When you cut down on hydrocodone dose after you are dependent on it, the brain and the body have adapted to its presence. Because hydrocodone is a central nervous system depressant, the brain “speeds up” some processes to achieve homeostasis and function normally. So, when you stop taking hydrocodone, withdrawal symptoms are actually these processes “slowing down” again until hydrocodone completely leaves the system. For hydrocodone, these symptoms often mimic a bad flu.
Usually, hydrocodone withdrawal starts a few hours after a missed dose, peak about 72 hours after the last intake, and can take more than a week before physical symptoms start to fade away. Some of the most commonly reported hydrocodone withdrawal symptoms include:
- abdominal cramping
- chills, goose bumps
- diarrhea, nausea, or vomiting
- mood disorders
- muscle pain and aches
- runny nose or tearing of the eyes
Hydrocodone use questions

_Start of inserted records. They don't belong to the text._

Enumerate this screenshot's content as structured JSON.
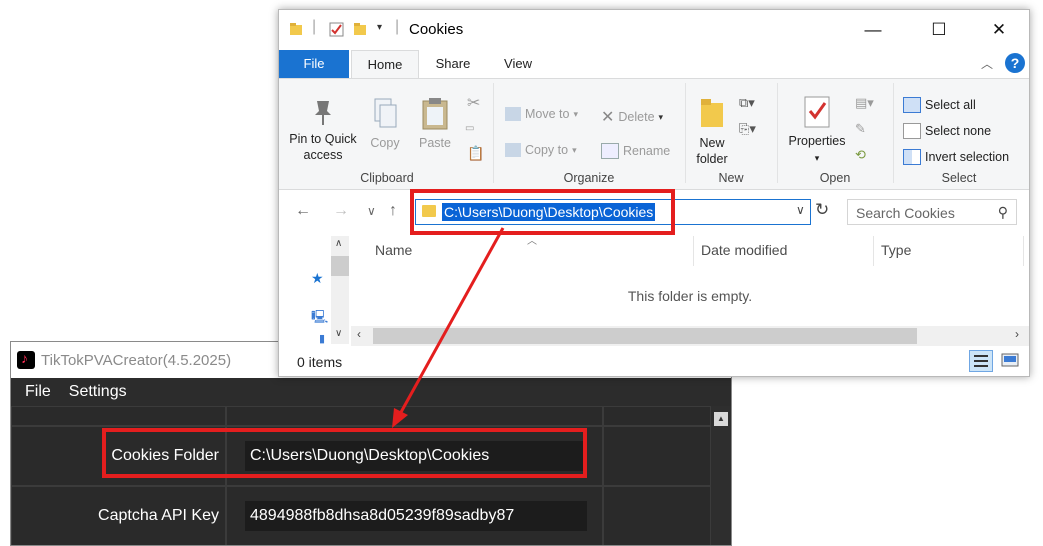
{
  "app": {
    "title": "TikTokPVACreator(4.5.2025)",
    "menu": [
      "File",
      "Settings"
    ],
    "fields": [
      {
        "label": "Cookies Folder",
        "value": "C:\\Users\\Duong\\Desktop\\Cookies"
      },
      {
        "label": "Captcha API Key",
        "value": "4894988fb8dhsa8d05239f89sadby87"
      }
    ]
  },
  "explorer": {
    "title": "Cookies",
    "tabs": {
      "file": "File",
      "home": "Home",
      "share": "Share",
      "view": "View"
    },
    "help": "?",
    "ribbon": {
      "clipboard": {
        "label": "Clipboard",
        "pin": "Pin to Quick access",
        "copy": "Copy",
        "paste": "Paste"
      },
      "organize": {
        "label": "Organize",
        "move_to": "Move to",
        "copy_to": "Copy to",
        "delete": "Delete",
        "rename": "Rename"
      },
      "new": {
        "label": "New",
        "new_folder": "New folder"
      },
      "open": {
        "label": "Open",
        "properties": "Properties"
      },
      "select": {
        "label": "Select",
        "select_all": "Select all",
        "select_none": "Select none",
        "invert": "Invert selection"
      }
    },
    "address": "C:\\Users\\Duong\\Desktop\\Cookies",
    "search_placeholder": "Search Cookies",
    "columns": {
      "name": "Name",
      "date_modified": "Date modified",
      "type": "Type"
    },
    "empty_message": "This folder is empty.",
    "status": "0 items"
  },
  "colors": {
    "highlight": "#e41e1e",
    "accent": "#1a73d1",
    "app_bg": "#1f1f1f"
  }
}
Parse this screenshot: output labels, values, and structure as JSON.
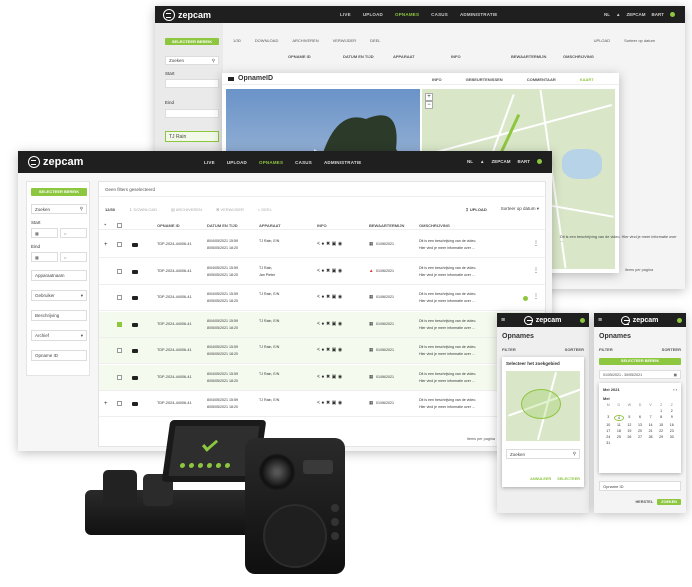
{
  "brand": {
    "name": "zepcam",
    "accent": "#8dc63f",
    "dark": "#1f1f1f"
  },
  "nav": [
    "LIVE",
    "UPLOAD",
    "OPNAMES",
    "CASUS",
    "ADMINISTRATIE"
  ],
  "nav_active": "OPNAMES",
  "user": {
    "lang": "NL",
    "name": "ZEPCAM",
    "menu": "BART"
  },
  "back_window": {
    "side_button": "SELECTEER BEREIK",
    "search": "Zoeken",
    "start_label": "Start",
    "end_label": "Eind",
    "selected_item": "TJ Rain",
    "toolbar": [
      "DOWNLOAD",
      "ARCHIVEREN",
      "VERWIJDER",
      "DEEL"
    ],
    "upload": "UPLOAD",
    "sort": "Sorteer op datum",
    "columns": [
      "OPNAME ID",
      "DATUM EN TIJD",
      "APPARAAT",
      "INFO",
      "BEWAARTERMIJN",
      "OMSCHRIJVING"
    ]
  },
  "modal": {
    "title": "OpnameID",
    "tabs": [
      "INFO",
      "GEBEURTENISSEN",
      "COMMENTAAR",
      "KAART"
    ],
    "active_tab": "KAART",
    "desc": "Dit is een beschrijving van de video. Hier vind je meer informatie over ...",
    "per_page": "items per pagina"
  },
  "main_window": {
    "side_button": "SELECTEER BEREIK",
    "search": "Zoeken",
    "start_label": "Start",
    "end_label": "Eind",
    "filters": [
      "Apparaatnaam",
      "Gebruiker",
      "Beschrijving",
      "Archief",
      "Opname ID"
    ],
    "no_filters": "Geen filters geselecteerd",
    "count": "12/30",
    "toolbar": [
      "DOWNLOAD",
      "ARCHIVEREN",
      "VERWIJDER",
      "DEEL"
    ],
    "upload": "UPLOAD",
    "sort": "Sorteer op datum",
    "columns": [
      "OPNAME ID",
      "DATUM EN TIJD",
      "APPARAAT",
      "INFO",
      "BEWAARTERMIJN",
      "OMSCHRIJVING"
    ],
    "rows": [
      {
        "id": "TDP-2024-44006-41",
        "date1": "8/04/05/2021 15:59",
        "date2": "8/05/05/2021 18:20",
        "device": "TJ Rain, E/N",
        "device2": "",
        "retention": "01/06/2021",
        "warn": false,
        "desc1": "Dit is een beschrijving van de video.",
        "desc2": "Hier vind je meer informatie over ..."
      },
      {
        "id": "TDP-2024-44006-41",
        "date1": "8/04/05/2021 15:59",
        "date2": "8/05/05/2021 18:20",
        "device": "TJ Rain,",
        "device2": "Jan Pieter",
        "retention": "01/06/2021",
        "warn": true,
        "desc1": "Dit is een beschrijving van de video.",
        "desc2": "Hier vind je meer informatie over ..."
      },
      {
        "id": "TDP-2024-44006-41",
        "date1": "8/04/05/2021 15:59",
        "date2": "8/05/05/2021 18:20",
        "device": "TJ Rain, E/N",
        "device2": "",
        "retention": "01/06/2021",
        "warn": false,
        "desc1": "Dit is een beschrijving van de video.",
        "desc2": "Hier vind je meer informatie over ..."
      },
      {
        "id": "TDP-2024-44006-41",
        "date1": "8/04/05/2021 15:59",
        "date2": "8/05/05/2021 18:20",
        "device": "TJ Rain, E/N",
        "device2": "",
        "retention": "01/06/2021",
        "warn": false,
        "desc1": "Dit is een beschrijving van de video.",
        "desc2": "Hier vind je meer informatie over ..."
      },
      {
        "id": "TDP-2024-44006-41",
        "date1": "8/04/05/2021 15:59",
        "date2": "8/05/05/2021 18:20",
        "device": "TJ Rain, E/N",
        "device2": "",
        "retention": "01/06/2021",
        "warn": false,
        "desc1": "Dit is een beschrijving van de video.",
        "desc2": "Hier vind je meer informatie over ..."
      },
      {
        "id": "TDP-2024-44006-41",
        "date1": "8/04/05/2021 15:59",
        "date2": "8/05/05/2021 18:20",
        "device": "TJ Rain, E/N",
        "device2": "",
        "retention": "01/06/2021",
        "warn": false,
        "desc1": "Dit is een beschrijving van de video.",
        "desc2": "Hier vind je meer informatie over ..."
      },
      {
        "id": "TDP-2024-44006-41",
        "date1": "8/04/05/2021 15:59",
        "date2": "8/05/05/2021 18:20",
        "device": "TJ Rain, E/N",
        "device2": "",
        "retention": "01/06/2021",
        "warn": false,
        "desc1": "Dit is een beschrijving van de video.",
        "desc2": "Hier vind je meer informatie over ..."
      }
    ],
    "per_page": "items per pagina"
  },
  "mobile1": {
    "title": "Opnames",
    "filter": "FILTER",
    "sort": "SORTEER",
    "modal_title": "Selecteer het zoekgebied",
    "search": "Zoeken",
    "cancel": "ANNULEER",
    "confirm": "SELECTEER"
  },
  "mobile2": {
    "title": "Opnames",
    "filter": "FILTER",
    "sort": "SORTEER",
    "range_button": "SELECTEER BEREIK",
    "range_value": "01/05/2021 - 30/05/2021",
    "month_label": "Mei 2021",
    "month_short": "Mei",
    "weekdays": [
      "M",
      "D",
      "W",
      "D",
      "V",
      "Z",
      "Z"
    ],
    "days": [
      "1",
      "2",
      "3",
      "4",
      "5",
      "6",
      "7",
      "8",
      "9",
      "10",
      "11",
      "12",
      "13",
      "14",
      "15",
      "16",
      "17",
      "18",
      "19",
      "20",
      "21",
      "22",
      "23",
      "24",
      "25",
      "26",
      "27",
      "28",
      "29",
      "30",
      "31"
    ],
    "field": "Opname ID",
    "reset": "HERSTEL",
    "apply": "ZOEKEN"
  }
}
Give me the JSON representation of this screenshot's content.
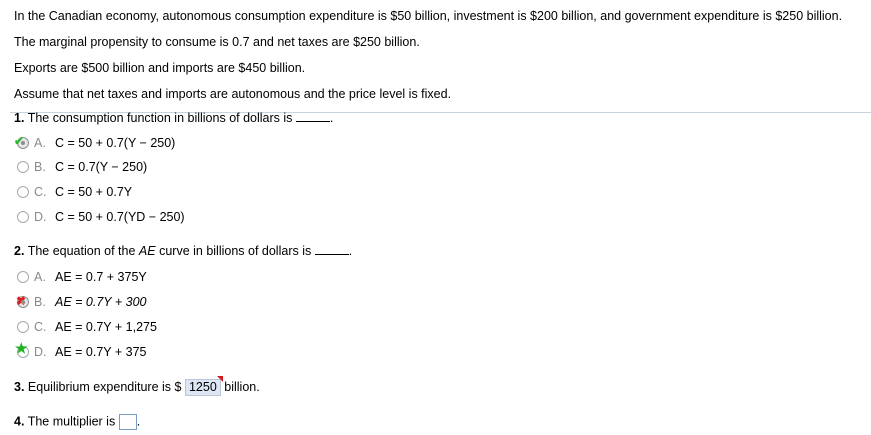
{
  "intro": {
    "p1": "In the Canadian economy, autonomous consumption expenditure is $50 billion, investment is $200 billion, and government expenditure is $250 billion.",
    "p2": "The marginal propensity to consume is 0.7 and net taxes are $250 billion.",
    "p3": "Exports are $500 billion and imports are $450 billion.",
    "p4": "Assume that net taxes and imports are autonomous and the price level is fixed."
  },
  "q1": {
    "number": "1.",
    "prompt": "The consumption function in billions of dollars is",
    "end": ".",
    "options": [
      {
        "letter": "A.",
        "text": "C = 50 + 0.7(Y − 250)",
        "mark": "✔"
      },
      {
        "letter": "B.",
        "text": "C = 0.7(Y − 250)"
      },
      {
        "letter": "C.",
        "text": "C = 50 + 0.7Y"
      },
      {
        "letter": "D.",
        "text": "C = 50 + 0.7(YD − 250)"
      }
    ]
  },
  "q2": {
    "number": "2.",
    "prompt_pre": "The equation of the",
    "prompt_em": "AE",
    "prompt_post": "curve in billions of dollars is",
    "end": ".",
    "options": [
      {
        "letter": "A.",
        "text": "AE = 0.7 + 375Y"
      },
      {
        "letter": "B.",
        "text": "AE = 0.7Y + 300",
        "mark": "✖"
      },
      {
        "letter": "C.",
        "text": "AE = 0.7Y + 1,275"
      },
      {
        "letter": "D.",
        "text": "AE = 0.7Y + 375",
        "mark": "★"
      }
    ]
  },
  "q3": {
    "number": "3.",
    "prompt": "Equilibrium expenditure is $",
    "answer": "1250",
    "suffix": "billion."
  },
  "q4": {
    "number": "4.",
    "prompt": "The multiplier is",
    "end": "."
  },
  "colors": {
    "correct": "#2fb52f",
    "incorrect": "#e01b1b",
    "divider": "#c9d3df",
    "answer_bg": "#dde6f2"
  }
}
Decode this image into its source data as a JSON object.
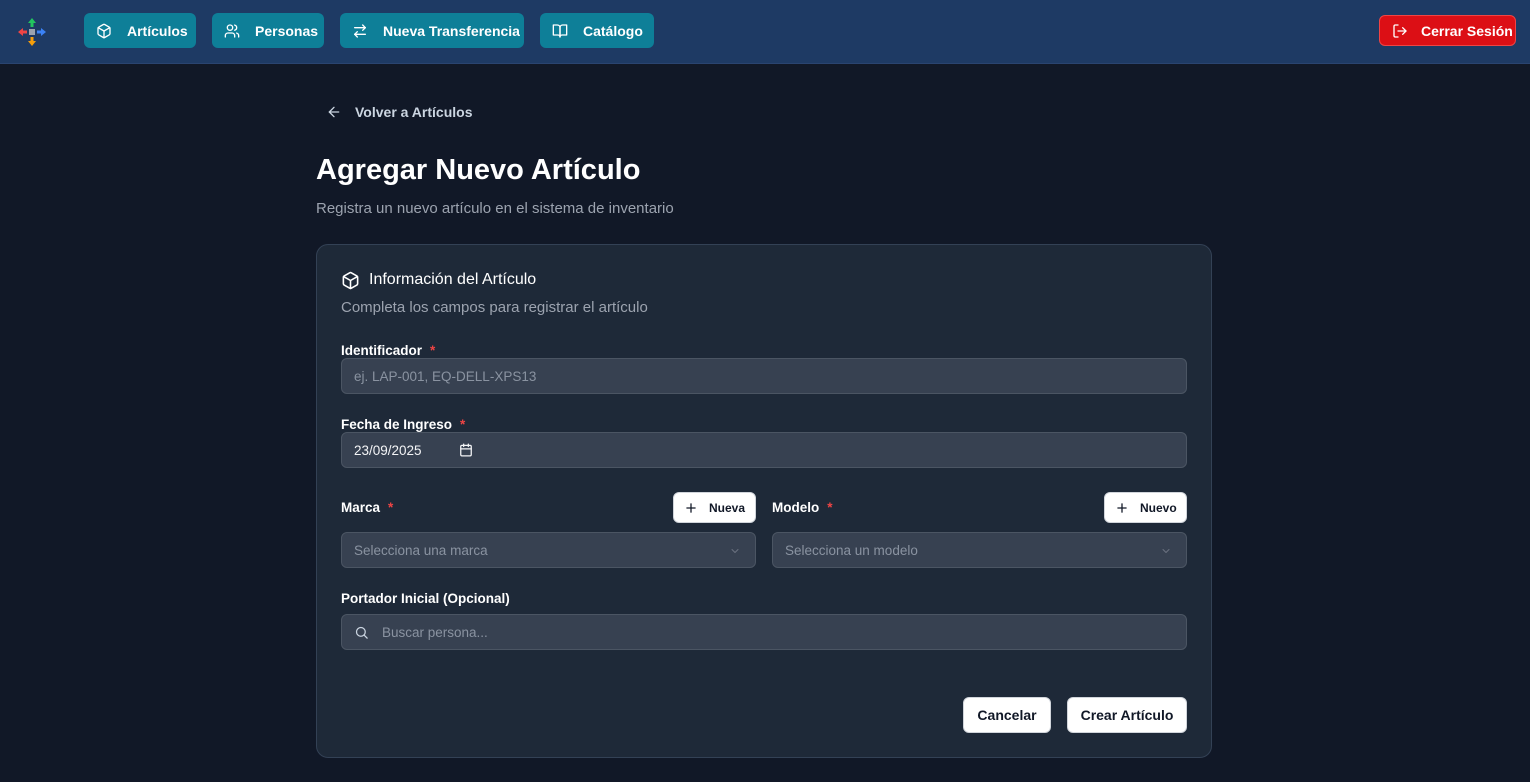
{
  "nav": {
    "items": [
      {
        "label": "Artículos",
        "icon": "box-icon"
      },
      {
        "label": "Personas",
        "icon": "users-icon"
      },
      {
        "label": "Nueva Transferencia",
        "icon": "transfer-icon"
      },
      {
        "label": "Catálogo",
        "icon": "book-icon"
      }
    ],
    "logout_label": "Cerrar Sesión",
    "logout_icon": "logout-icon"
  },
  "page": {
    "back_label": "Volver a Artículos",
    "title": "Agregar Nuevo Artículo",
    "subtitle": "Registra un nuevo artículo en el sistema de inventario"
  },
  "form": {
    "title": "Información del Artículo",
    "description": "Completa los campos para registrar el artículo",
    "required_mark": "*",
    "identifier": {
      "label": "Identificador",
      "placeholder": "ej. LAP-001, EQ-DELL-XPS13"
    },
    "entry_date": {
      "label": "Fecha de Ingreso",
      "value": "23/09/2025"
    },
    "brand": {
      "label": "Marca",
      "placeholder": "Selecciona una marca",
      "new_label": "Nueva"
    },
    "model": {
      "label": "Modelo",
      "placeholder": "Selecciona un modelo",
      "new_label": "Nuevo"
    },
    "holder": {
      "label": "Portador Inicial (Opcional)",
      "placeholder": "Buscar persona..."
    },
    "cancel_label": "Cancelar",
    "submit_label": "Crear Artículo"
  },
  "colors": {
    "nav_bg": "#1e3a64",
    "nav_button": "#0e7f98",
    "logout": "#dc0f15",
    "page_bg": "#111827",
    "card_bg": "#1e2938",
    "required": "#ef4444"
  }
}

RX drugs like hydrocodone must be taken as the doctor recommends. So, be very careful when you are using hydrocodone because it is a strong narcotic and you may require hydrocodone addiction treatment if you’ve been using or abusing it for a longer period of time. Furthermore, if you still have any concerns about hydrocodone use, please do not hesitate to ask. Your questions and comments are welcomed in the section below.